Before evening fell, the paramedics and a man from among the civilians, a hairdresser by trade (I don’t know his name), began to transfer the injured on mattresses from the corridor to Stara Street. I was keeping a record of the injured then, and I recall that some one hundred people were taken out.
All my notes concerning the hospital went missing.
A few corpses of people who had died of natural causes remained in the corridor. One of the injured people died when he arrived at Stara Street, and the paramedics put him back in the corridor. I heard them say that the corpse should be placed near the flames and burn for sanitary reasons.
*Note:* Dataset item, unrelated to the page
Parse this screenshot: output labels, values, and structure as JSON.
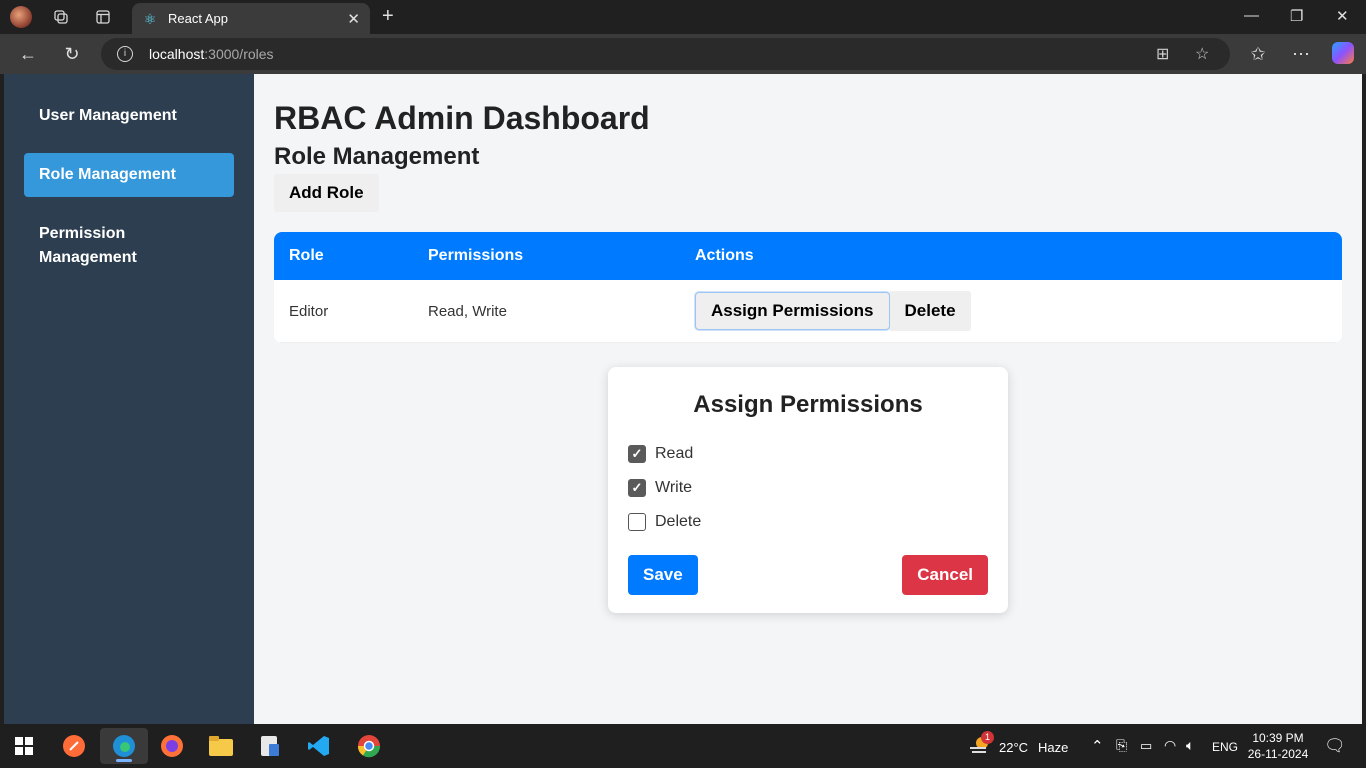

Before noon on about 3 September, after a night spent in the street, a German patrol came. A priest who had been with us left with them, and also one other man, who wanted to get help from the Germans for the hospital. The priest did not come back to Stara Street. On the same day, another German patrol told us to stay put and promised to take the injured. On the following day, before evening fell, a patrol of soldiers came – as I learned from conversation, Cossacks who were stationed in Żoliborz – and advised that all those who could walk should go to the assembly point in Żoliborz, as all of those [left] at Stara Street who could walk would be treated as insurgents and would be executed. Then I left Stara Street with paramedics “Tola” and “Wanda,” five injured people, a 16-year-old [named] Józef Marczak, Henryk Stępiński, and others (whose names I don’t know), and a 14-year-old girl. The Cossack patrol led us to a school near Traugutt park, from where we were taken to the Pruszków transit camp. Among the injured who had stayed there under some old lady’s care was engineer Gędzikiewicz.
On 20 February 1945, when I returned to Warsaw, I went to Freta Street 10. I saw that there had been a bonfire in the yard by the statue of Mary, and I found fragments of the so-called tractions and pieces of plaster there.
During my entire stay at the hospital I could not move around the premises, so I didn’t see what was going on in the yard.
At this the report was closed and read out.